I have been fighting this battle inside Democratic strategy circles for 15 years now, but the problem is worse with the current team at the White House. The folks running the Obama political operation have always believed they could control the message and the resources of the party better than anyone else, and that they didn’t need or want to empower outside progressive groups. Now embattled House and Senate candidates are paying the price, and it is a bitter price to have to pay. The groups that do have resources that are pro-Democratic- labor, MoveOn, Emily’s List, the trial lawyers- are doing their best to stem the tide. But corporate money in the post-Citizens United era is swamping us, and unlike in some cycles in the past (2004, 2006), wealthy progressive donors were sent signals not to engage, or just not cultivated at all, and the result is that we are being badly outspent.

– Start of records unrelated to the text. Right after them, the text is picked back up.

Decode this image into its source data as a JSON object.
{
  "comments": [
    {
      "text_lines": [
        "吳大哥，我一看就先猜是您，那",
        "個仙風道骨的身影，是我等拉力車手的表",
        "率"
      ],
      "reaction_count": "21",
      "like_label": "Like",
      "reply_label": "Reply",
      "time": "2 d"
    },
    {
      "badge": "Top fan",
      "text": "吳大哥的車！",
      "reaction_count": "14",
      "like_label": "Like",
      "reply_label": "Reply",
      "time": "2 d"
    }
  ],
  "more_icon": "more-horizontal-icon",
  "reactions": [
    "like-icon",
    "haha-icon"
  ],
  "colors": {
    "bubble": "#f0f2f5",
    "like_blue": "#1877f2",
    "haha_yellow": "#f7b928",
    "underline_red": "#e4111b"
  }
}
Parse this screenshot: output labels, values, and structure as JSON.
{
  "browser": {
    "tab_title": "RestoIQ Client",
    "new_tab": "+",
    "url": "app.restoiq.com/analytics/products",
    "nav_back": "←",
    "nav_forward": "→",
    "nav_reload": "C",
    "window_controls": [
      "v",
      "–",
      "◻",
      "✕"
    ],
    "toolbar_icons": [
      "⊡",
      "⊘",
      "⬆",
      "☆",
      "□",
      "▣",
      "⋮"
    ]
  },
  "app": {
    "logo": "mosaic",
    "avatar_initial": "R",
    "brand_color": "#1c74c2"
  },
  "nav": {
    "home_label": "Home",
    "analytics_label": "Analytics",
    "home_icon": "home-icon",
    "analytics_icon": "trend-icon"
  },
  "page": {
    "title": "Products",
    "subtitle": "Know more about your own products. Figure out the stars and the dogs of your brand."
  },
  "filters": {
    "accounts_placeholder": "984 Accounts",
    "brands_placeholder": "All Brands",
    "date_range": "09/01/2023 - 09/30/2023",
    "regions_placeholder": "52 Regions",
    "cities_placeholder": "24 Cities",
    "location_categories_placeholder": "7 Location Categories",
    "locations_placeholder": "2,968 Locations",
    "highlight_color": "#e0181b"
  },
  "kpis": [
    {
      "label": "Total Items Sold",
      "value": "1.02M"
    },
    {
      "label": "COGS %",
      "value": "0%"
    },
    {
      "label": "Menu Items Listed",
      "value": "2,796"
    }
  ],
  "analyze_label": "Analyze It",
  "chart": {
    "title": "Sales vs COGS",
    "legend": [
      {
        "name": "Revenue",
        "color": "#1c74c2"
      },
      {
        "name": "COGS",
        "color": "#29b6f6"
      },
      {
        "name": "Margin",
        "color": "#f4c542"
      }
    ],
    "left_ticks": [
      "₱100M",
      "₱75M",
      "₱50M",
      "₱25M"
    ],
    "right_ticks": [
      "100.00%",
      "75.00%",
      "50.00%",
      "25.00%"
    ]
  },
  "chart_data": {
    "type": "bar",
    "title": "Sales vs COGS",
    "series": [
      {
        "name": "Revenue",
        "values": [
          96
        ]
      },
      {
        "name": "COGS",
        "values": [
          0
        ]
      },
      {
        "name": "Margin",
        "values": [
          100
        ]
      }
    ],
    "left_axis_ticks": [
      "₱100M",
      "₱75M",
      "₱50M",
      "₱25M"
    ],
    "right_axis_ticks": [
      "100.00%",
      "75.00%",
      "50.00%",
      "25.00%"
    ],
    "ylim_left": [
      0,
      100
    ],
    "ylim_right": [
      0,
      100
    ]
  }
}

One final note on all this: the irony of outside progressive groups being blamed for not doing enough to help the Democrats when the White House has been complaining about the “left of the left” and the “professional left” for many months- and de-motivating donors the whole time- should not be lost on anyone. You can’t attack progressives for being too strident and then wonder why they aren’t doing more and still have much credibility.